== INSTRUCTIONS FOR THE TASK ==
If a line in the records below contains the word "icon", copy it out.

== MATERIALS PROVIDED ==
┄┄┄┄┄┄┄┄┄┄

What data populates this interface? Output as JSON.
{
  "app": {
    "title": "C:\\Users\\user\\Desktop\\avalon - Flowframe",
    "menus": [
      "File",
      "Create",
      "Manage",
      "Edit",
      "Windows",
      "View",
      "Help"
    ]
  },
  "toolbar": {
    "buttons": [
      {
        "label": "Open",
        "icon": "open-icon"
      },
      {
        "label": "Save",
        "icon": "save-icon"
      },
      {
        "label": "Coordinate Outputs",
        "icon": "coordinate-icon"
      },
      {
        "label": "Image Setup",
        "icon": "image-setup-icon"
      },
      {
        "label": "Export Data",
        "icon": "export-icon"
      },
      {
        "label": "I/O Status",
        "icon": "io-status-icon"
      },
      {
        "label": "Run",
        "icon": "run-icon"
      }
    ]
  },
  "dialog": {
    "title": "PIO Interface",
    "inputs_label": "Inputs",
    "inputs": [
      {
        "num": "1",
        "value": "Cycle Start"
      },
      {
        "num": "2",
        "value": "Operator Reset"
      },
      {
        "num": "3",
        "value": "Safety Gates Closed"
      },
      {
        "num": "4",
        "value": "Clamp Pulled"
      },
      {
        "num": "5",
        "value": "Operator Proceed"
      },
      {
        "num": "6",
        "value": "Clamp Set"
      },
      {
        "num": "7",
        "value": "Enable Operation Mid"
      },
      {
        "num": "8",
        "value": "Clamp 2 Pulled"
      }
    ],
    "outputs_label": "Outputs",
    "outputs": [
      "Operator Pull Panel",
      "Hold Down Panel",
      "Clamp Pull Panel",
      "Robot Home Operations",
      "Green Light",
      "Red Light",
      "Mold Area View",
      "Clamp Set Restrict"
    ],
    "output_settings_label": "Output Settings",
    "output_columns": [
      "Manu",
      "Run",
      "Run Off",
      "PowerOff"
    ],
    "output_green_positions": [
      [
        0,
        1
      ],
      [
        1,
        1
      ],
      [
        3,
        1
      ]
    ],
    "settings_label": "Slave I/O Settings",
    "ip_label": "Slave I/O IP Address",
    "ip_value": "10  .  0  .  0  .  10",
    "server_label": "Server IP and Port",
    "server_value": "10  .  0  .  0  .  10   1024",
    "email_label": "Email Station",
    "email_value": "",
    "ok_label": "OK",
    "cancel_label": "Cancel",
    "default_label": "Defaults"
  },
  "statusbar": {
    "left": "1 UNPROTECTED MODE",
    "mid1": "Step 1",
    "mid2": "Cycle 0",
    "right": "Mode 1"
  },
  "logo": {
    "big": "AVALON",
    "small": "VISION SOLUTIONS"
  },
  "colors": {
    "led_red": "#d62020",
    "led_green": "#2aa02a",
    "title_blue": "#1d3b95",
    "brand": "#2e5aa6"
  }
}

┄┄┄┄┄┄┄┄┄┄

== SOLUTION TO THIS PROBLEM ==
        "icon": "open-icon"
        "icon": "save-icon"
        "icon": "coordinate-icon"
        "icon": "image-setup-icon"
        "icon": "export-icon"
        "icon": "io-status-icon"
        "icon": "run-icon"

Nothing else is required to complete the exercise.